When one subtracts from life infancy (which is vegetation),—sleep, eating, and swilling—buttoning and unbuttoning—how much remains of downright existence? The summer of a dormouse.
—Byron



What's given us of actual existence?
One teasing, fading hour. A rodent's summer.
But time to tread a negligible distance
And cede our spot of earth to the next comer.
Time leads us on, then proffers but a crumb; her
Broad gift fills hollowly and passes quick, see?
What truth torments us more or leaves us glummer?
Lord Byron wasn't simply blowin' Dixie.

The body's constant bullying insistence
On food and drink and sleep-how troublesome! Her
Unwavering demands brook no resistance.
The shaves, the showers! Even burdensomer,
The toiling for a paycheck, growing number
By day, each man with his own load of bricks he
Must tote. The hours waiting for the plumber!
Lord Byron wasn't simply blowin' Dixie.

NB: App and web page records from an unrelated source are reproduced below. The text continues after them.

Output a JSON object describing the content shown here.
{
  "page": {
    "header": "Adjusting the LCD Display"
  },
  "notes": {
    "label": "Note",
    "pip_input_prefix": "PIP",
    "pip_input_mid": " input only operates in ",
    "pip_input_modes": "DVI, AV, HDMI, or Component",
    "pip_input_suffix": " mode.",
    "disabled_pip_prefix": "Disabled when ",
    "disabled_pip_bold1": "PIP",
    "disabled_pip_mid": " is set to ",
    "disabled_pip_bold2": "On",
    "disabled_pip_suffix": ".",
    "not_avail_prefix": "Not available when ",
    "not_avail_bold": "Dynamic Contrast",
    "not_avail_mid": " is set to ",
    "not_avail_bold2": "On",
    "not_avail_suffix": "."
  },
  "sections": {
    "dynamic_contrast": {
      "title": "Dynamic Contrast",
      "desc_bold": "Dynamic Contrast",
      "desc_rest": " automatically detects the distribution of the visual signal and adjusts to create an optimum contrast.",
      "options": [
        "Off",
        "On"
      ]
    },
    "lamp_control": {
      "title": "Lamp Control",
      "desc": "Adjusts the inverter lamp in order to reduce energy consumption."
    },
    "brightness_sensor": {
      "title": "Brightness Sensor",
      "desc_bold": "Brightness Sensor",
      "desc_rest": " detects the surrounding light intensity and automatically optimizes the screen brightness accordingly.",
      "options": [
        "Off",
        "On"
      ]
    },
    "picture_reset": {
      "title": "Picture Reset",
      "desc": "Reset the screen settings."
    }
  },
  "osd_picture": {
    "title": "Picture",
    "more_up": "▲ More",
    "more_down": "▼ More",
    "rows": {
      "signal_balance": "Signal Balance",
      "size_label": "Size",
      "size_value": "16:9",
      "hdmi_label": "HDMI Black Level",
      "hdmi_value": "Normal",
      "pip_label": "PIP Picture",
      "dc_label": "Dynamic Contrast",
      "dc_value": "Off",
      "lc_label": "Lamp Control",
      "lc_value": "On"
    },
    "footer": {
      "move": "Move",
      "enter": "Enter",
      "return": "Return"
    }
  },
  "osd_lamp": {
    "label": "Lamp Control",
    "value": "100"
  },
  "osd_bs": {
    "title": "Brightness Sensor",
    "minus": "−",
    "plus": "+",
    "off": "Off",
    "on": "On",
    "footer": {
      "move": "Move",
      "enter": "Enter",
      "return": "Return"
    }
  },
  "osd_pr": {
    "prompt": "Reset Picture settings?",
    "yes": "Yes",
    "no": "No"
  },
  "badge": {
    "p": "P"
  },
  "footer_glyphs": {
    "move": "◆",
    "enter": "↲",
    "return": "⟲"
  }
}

It makes the starriest-eyed optimist tense-
And wisemen with gold, frankincense and some myrrh-
To think of never being seen or missed hence.
Though in their shallow, thoughtless youth, true, some err
And feel they've lots of time-What blunder dumber?-
Before long, even dolts and lunatics see
Theirs is a different, but no slower drummer.
Lord Byron wasn't simply blowin' Dixie.

                                                Envoi
Prince, in a flash the great Fee-Fie-Fo-Fummer
Chops us all down. We're all in the same fix, see?
Life speeds away. Our moment passes. Bummer.
Lord Byron wasn't simply blowin' Dixie.






first published in Pivot